How Prison Helped Get Me Sober - Page 2
(page 2)I spent the next decade getting high. Drugs became my one comfort, the one way to face a 25-year sentence. I bought marijuana, I smoked it, I chased after it every day. And I never considered myself a drug addict. I never used needles, and didn't even like to have my blood taken. To me, drug addicts were junkies or crackheads. All I did was smoke some weed. But marijuana controlled my life.
Then something happened. I was 31 years old, and I just woke up one day and decided I wasn't going to be an addict any more. There was no triggering event, no Great Awakening or sudden epiphany or even a profound wake-up call. I just made the decision to resume my life, which had been in suspended animation since I started using at age 13. I wanted to become my own master.
10 years later, I’m still in prison, but I have been clean and sober since that day in 2002. I still think about getting and or drunk. I have had plenty of chances. Drugs are still not hard to find in prisons.
In recovery, I have earned three college degrees—Associates, Bachelors and Masters. I have authored four books with more on the way, founded a publishing house and a popular blog, had hundreds of articles published in magazines. I have gotten married to my longtime girlfriend, and I’ve done everything I can to prepare for my release in 2015. I have come to grips with who I am, where I am going and what I want to do in life. Most importantly I have filled that awful void inside me that I needed drugs to placate and sedate. I have filled that void with life, love and accomplishments. These are all things that I could not have achieved if I was still actively involved in the prison drug lifestyle.
But my recovery is not complete. I have almost two decades in prison, and the world has changed a lot since I came in. For instance, there's something called an internet now. And when I was on the street, the cell phones were real big, not sleek like the smartphones people are using today. I've watched all that from behind a prison fence. I am doing all I can to prepare myself for my eventual return to society, and that means working on my recovery. I'm enrolled in the Bureau of Prison's Residential Drug Abuse Program, which is an intensive and extensive 500-hour, 10-month program geared to get me ready to transition back to the world. I know I need all the help that I can get.
I wasted a tremendous amount of time getting high. It's took took a lot to get me to recovery: a 25-year federal prison sentence, 18 years of drug addiction, 10 years of sobriety and a lifetime of self-destructive behavior. But I made it. To me recovery means more than simply staying drug free; it means staying free, period. I count myself lucky that I can take advantage of the Residential Drug Abuse Program. I'm ready to go home and resume my life. I'm ready to go home and take care of my loving wife. I'm ready to go home and see my family. But most of all I am ready to introduce the new, out-of-prison, drug-free Seth Ferranti to the world. Because even though I've served all these years in prison, I like who I am today and wouldn't change it for anything.

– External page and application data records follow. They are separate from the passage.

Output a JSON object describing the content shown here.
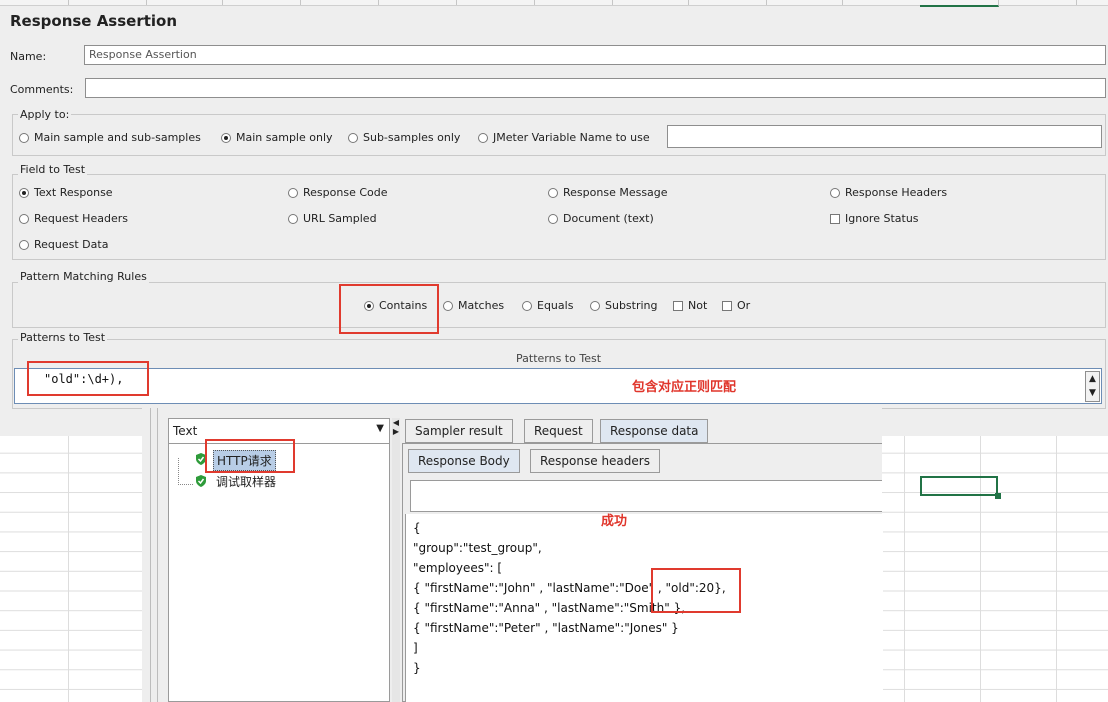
{
  "window_title": "Response Assertion",
  "name_field": {
    "label": "Name:",
    "value": "Response Assertion"
  },
  "comments_field": {
    "label": "Comments:",
    "value": ""
  },
  "apply_to": {
    "legend": "Apply to:",
    "options": [
      "Main sample and sub-samples",
      "Main sample only",
      "Sub-samples only",
      "JMeter Variable Name to use"
    ],
    "selected": "Main sample only",
    "variable_value": ""
  },
  "field_to_test": {
    "legend": "Field to Test",
    "options": [
      "Text Response",
      "Response Code",
      "Response Message",
      "Response Headers",
      "Request Headers",
      "URL Sampled",
      "Document (text)",
      "Request Data"
    ],
    "ignore_status_label": "Ignore Status",
    "selected": "Text Response"
  },
  "pattern_rules": {
    "legend": "Pattern Matching Rules",
    "options": [
      "Contains",
      "Matches",
      "Equals",
      "Substring"
    ],
    "checkboxes": [
      "Not",
      "Or"
    ],
    "selected": "Contains"
  },
  "patterns": {
    "legend": "Patterns to Test",
    "header": "Patterns to Test",
    "value": "\"old\":\\d+),",
    "annotation": "包含对应正则匹配"
  },
  "results_tree": {
    "renderer": "Text",
    "nodes": [
      "HTTP请求",
      "调试取样器"
    ],
    "tabs": [
      "Sampler result",
      "Request",
      "Response data"
    ],
    "subtabs": [
      "Response Body",
      "Response headers"
    ],
    "annotation": "成功",
    "body_lines": [
      "{",
      "\"group\":\"test_group\",",
      "\"employees\": [",
      "{ \"firstName\":\"John\" , \"lastName\":\"Doe\" , \"old\":20},",
      "{ \"firstName\":\"Anna\" , \"lastName\":\"Smith\" },",
      "{ \"firstName\":\"Peter\" , \"lastName\":\"Jones\" }",
      "]",
      "}"
    ]
  },
  "colors": {
    "annotation_red": "#e0352b",
    "excel_green": "#217346",
    "selection_blue": "#b8cde6"
  }
}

Fix columnist Seth Ferranti last wrote about the plight of convict Clarence Aaron, who's serving three life terms for his part in a cocaine deal. To learn more about prisoners, check out gorillaconvict.com. Seth's new book, Gorilla Convict, a compilation of his writing about prison gangs, the mafia, hip-hop and hustling, is now available.